#### Source material

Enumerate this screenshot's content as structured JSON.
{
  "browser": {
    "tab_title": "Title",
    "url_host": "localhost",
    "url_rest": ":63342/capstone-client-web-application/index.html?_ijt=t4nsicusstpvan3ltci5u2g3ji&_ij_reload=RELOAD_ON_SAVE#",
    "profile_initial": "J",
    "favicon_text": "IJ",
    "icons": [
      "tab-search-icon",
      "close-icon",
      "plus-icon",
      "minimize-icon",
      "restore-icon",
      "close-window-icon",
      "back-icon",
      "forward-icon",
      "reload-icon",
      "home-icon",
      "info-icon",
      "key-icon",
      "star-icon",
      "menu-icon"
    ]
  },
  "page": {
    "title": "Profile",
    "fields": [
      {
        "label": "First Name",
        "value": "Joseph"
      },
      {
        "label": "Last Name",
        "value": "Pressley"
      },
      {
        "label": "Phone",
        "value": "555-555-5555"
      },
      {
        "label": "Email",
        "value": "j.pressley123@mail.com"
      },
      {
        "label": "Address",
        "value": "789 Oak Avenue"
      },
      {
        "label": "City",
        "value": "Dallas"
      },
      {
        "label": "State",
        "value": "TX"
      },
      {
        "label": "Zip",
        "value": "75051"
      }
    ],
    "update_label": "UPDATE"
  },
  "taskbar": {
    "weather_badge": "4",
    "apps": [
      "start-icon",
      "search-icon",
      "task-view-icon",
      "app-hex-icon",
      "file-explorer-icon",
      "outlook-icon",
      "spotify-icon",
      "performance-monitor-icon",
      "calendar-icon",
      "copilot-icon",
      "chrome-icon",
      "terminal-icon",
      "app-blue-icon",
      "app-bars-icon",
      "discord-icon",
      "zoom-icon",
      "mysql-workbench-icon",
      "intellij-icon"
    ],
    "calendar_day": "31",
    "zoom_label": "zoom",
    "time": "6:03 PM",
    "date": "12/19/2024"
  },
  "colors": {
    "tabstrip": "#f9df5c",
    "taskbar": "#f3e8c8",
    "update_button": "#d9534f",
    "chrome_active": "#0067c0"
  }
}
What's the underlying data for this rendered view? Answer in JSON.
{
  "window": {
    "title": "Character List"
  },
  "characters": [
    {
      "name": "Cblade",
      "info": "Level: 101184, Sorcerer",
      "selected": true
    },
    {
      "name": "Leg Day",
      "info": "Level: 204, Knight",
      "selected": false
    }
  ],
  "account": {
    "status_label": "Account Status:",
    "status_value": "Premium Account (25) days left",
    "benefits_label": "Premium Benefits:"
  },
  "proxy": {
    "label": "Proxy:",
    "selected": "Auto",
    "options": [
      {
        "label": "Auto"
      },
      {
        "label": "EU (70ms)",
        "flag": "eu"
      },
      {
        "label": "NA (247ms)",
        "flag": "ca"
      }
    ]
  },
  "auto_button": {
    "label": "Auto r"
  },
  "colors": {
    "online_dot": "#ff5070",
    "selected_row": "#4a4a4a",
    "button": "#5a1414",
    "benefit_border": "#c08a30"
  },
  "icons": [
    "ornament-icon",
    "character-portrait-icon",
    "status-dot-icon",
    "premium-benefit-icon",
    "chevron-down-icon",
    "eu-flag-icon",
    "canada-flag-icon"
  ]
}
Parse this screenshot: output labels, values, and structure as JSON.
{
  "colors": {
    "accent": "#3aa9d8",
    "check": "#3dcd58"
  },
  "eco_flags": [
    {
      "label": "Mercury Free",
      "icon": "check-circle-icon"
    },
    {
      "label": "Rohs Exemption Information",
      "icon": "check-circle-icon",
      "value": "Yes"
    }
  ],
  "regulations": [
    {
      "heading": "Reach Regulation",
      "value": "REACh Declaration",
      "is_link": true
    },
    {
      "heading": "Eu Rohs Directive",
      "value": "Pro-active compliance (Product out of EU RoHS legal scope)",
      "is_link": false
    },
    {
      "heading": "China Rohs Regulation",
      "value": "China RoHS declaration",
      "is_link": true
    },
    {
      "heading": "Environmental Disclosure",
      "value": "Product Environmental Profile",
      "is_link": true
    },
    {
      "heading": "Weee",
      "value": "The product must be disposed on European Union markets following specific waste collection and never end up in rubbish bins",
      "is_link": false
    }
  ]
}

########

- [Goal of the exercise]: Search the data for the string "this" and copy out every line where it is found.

- [Solution to the exercise]:
Enumerate this screenshot's content as structured JSON.
What's the underlying data for this rendered view? Answer in JSON.
Parse this screenshot: output labels, values, and structure as JSON.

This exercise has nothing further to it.